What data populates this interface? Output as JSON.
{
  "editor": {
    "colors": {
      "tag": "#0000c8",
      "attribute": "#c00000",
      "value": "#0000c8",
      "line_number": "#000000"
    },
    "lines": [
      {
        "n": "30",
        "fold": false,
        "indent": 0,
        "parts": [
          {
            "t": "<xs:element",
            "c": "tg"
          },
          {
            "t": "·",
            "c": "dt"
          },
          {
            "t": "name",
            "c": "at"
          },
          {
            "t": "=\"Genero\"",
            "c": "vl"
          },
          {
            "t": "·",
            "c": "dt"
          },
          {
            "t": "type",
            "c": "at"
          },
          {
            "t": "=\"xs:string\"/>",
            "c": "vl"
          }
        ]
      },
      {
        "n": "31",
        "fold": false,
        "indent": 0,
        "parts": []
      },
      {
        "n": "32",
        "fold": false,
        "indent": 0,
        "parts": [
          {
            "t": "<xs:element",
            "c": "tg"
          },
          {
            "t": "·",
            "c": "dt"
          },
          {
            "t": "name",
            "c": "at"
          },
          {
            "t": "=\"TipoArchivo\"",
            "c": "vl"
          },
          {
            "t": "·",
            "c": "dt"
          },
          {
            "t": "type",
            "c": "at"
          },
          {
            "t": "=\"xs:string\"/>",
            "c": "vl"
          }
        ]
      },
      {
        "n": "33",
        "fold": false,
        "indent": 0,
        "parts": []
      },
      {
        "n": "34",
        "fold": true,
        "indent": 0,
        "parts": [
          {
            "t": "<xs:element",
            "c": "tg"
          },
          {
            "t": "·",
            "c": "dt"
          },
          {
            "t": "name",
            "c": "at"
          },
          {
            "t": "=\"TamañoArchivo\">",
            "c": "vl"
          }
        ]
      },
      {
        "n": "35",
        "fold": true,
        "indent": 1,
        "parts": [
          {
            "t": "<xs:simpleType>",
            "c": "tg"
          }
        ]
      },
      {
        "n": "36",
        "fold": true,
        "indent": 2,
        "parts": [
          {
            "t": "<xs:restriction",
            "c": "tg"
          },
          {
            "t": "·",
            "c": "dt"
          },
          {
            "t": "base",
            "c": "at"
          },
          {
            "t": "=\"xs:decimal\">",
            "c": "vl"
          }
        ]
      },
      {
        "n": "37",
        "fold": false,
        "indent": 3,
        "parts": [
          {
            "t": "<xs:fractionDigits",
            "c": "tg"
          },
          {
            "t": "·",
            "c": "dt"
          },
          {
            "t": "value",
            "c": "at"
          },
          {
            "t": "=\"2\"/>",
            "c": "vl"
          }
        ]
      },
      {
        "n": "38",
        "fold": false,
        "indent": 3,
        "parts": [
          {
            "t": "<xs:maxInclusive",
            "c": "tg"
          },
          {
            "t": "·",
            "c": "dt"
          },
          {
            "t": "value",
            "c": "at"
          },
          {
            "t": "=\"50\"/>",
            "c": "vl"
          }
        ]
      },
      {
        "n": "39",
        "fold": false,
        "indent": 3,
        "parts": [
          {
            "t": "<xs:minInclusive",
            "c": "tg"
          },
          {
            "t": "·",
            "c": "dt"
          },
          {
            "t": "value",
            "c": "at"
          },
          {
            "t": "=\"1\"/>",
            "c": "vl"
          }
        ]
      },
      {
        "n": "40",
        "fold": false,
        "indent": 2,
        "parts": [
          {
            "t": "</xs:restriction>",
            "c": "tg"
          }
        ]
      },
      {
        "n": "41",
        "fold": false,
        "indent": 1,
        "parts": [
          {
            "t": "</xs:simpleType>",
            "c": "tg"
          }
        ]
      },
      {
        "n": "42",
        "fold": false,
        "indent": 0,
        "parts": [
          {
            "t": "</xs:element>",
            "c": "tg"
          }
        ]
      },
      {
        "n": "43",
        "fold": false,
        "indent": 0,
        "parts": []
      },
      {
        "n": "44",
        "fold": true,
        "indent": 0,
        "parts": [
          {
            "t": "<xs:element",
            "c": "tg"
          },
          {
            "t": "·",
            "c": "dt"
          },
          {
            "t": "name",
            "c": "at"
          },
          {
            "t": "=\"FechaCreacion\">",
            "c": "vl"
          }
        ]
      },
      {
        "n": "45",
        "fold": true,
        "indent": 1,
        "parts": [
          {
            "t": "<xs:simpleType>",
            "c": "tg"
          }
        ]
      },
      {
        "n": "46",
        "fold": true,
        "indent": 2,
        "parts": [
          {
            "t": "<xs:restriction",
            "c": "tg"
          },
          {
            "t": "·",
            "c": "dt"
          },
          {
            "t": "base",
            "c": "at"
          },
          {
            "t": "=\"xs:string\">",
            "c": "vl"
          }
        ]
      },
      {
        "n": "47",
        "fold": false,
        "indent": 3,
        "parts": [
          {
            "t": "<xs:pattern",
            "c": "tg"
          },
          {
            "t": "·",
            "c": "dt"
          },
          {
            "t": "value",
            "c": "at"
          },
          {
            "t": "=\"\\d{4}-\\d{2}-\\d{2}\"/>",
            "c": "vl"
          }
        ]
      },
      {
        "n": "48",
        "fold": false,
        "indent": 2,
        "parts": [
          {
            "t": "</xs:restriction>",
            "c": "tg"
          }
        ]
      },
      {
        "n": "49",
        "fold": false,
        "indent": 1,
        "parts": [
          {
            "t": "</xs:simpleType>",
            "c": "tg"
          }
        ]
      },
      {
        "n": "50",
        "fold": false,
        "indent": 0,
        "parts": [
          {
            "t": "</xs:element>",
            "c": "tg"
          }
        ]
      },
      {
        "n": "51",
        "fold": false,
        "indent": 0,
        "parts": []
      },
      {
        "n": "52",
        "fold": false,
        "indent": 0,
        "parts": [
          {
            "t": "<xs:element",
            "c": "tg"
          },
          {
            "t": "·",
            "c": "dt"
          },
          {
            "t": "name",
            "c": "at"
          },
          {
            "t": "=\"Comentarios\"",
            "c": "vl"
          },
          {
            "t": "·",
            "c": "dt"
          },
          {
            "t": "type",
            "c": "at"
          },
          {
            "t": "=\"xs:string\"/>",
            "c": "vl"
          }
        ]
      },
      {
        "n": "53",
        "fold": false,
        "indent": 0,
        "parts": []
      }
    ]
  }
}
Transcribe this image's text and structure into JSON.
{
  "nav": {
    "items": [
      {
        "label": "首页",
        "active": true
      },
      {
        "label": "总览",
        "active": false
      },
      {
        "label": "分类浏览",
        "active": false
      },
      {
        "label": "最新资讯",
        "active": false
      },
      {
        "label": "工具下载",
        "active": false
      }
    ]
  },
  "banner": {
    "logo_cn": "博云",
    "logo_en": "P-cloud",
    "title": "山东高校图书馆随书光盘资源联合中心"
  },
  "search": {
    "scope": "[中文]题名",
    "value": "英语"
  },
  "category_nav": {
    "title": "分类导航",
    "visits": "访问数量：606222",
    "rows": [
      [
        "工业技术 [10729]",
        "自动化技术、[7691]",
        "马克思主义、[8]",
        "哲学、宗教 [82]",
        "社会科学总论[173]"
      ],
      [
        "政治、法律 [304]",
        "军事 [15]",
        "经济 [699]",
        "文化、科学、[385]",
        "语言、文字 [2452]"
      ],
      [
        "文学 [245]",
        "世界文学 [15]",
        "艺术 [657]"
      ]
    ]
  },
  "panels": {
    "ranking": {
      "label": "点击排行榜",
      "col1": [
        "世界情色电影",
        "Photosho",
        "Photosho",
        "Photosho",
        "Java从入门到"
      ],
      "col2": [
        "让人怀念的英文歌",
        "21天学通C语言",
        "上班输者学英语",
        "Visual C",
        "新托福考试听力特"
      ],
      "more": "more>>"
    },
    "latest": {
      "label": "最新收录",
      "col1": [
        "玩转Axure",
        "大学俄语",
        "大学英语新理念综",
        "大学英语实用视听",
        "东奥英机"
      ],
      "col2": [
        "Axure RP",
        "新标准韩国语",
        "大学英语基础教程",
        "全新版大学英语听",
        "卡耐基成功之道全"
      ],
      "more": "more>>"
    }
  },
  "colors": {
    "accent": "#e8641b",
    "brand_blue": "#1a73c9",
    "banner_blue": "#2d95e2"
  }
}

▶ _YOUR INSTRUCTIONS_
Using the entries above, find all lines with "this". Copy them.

▶ _REPLY_
What data populates this interface? Output as JSON.
Transcribe this image's text and structure into JSON.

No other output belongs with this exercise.